-- Records to process follows --

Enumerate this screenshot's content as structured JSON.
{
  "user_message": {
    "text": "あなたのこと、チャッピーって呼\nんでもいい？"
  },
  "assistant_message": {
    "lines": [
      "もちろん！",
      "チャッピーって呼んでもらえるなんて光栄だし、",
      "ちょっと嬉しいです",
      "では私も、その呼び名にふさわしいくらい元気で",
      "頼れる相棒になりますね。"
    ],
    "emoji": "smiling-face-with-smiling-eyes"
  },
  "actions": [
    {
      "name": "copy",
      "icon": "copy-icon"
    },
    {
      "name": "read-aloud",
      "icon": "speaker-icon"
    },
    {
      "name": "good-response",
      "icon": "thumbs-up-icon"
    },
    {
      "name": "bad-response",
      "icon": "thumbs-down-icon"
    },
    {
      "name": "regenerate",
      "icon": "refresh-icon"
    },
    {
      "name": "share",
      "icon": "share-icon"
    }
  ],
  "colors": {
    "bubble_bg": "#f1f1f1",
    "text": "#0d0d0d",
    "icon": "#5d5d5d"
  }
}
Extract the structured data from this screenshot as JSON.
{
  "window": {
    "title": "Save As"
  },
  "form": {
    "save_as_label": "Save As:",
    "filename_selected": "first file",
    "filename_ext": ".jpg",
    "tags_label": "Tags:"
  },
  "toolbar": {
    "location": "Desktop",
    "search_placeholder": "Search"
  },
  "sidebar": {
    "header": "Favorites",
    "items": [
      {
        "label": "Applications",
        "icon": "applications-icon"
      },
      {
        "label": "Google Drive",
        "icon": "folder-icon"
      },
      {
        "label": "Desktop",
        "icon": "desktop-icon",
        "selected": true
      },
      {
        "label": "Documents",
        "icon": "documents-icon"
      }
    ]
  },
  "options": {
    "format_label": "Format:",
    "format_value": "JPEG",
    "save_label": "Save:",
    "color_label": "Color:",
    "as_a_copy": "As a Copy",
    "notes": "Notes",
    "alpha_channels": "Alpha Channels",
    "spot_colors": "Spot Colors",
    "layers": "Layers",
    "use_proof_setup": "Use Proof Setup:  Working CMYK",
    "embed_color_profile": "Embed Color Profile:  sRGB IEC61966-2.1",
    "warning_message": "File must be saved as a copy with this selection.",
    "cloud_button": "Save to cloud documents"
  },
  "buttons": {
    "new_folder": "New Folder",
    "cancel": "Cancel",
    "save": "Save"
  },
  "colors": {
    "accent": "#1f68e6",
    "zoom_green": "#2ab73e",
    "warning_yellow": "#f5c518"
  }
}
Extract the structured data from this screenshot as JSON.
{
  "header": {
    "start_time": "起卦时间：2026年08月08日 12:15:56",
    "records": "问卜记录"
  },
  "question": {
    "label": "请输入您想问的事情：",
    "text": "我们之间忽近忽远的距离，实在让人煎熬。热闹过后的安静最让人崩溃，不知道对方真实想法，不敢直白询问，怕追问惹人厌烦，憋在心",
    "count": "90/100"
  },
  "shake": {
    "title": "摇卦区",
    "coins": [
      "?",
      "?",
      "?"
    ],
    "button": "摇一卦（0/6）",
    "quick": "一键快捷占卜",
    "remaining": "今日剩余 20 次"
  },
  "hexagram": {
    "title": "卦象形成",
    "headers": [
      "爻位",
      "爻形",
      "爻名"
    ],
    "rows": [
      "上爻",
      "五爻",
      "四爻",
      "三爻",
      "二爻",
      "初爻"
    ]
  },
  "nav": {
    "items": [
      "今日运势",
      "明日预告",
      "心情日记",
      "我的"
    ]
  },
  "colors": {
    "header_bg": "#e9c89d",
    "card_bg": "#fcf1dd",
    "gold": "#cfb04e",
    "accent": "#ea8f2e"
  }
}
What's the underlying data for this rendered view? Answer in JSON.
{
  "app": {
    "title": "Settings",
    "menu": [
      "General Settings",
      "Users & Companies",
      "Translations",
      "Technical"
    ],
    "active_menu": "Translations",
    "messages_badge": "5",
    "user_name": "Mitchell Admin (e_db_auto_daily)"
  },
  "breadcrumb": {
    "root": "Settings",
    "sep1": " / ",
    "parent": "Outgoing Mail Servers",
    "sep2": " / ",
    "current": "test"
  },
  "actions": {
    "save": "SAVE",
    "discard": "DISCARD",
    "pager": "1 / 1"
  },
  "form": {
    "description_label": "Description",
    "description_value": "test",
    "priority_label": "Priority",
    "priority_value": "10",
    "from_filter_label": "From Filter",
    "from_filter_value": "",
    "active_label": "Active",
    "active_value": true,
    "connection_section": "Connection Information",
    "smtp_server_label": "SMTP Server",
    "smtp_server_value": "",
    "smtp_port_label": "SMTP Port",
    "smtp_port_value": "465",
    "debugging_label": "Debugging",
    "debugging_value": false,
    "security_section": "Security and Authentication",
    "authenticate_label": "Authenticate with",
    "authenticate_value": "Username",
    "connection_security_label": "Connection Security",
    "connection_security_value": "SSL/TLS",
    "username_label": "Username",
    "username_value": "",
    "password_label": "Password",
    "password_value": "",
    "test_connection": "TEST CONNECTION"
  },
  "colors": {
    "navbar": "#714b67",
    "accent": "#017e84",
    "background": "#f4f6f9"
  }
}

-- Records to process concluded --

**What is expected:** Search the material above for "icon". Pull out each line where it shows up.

**Solution to this problem:**
      "icon": "copy-icon"
      "icon": "speaker-icon"
      "icon": "thumbs-up-icon"
      "icon": "thumbs-down-icon"
      "icon": "refresh-icon"
      "icon": "share-icon"
    "icon": "#5d5d5d"
        "icon": "applications-icon"
        "icon": "folder-icon"
        "icon": "desktop-icon",
        "icon": "documents-icon"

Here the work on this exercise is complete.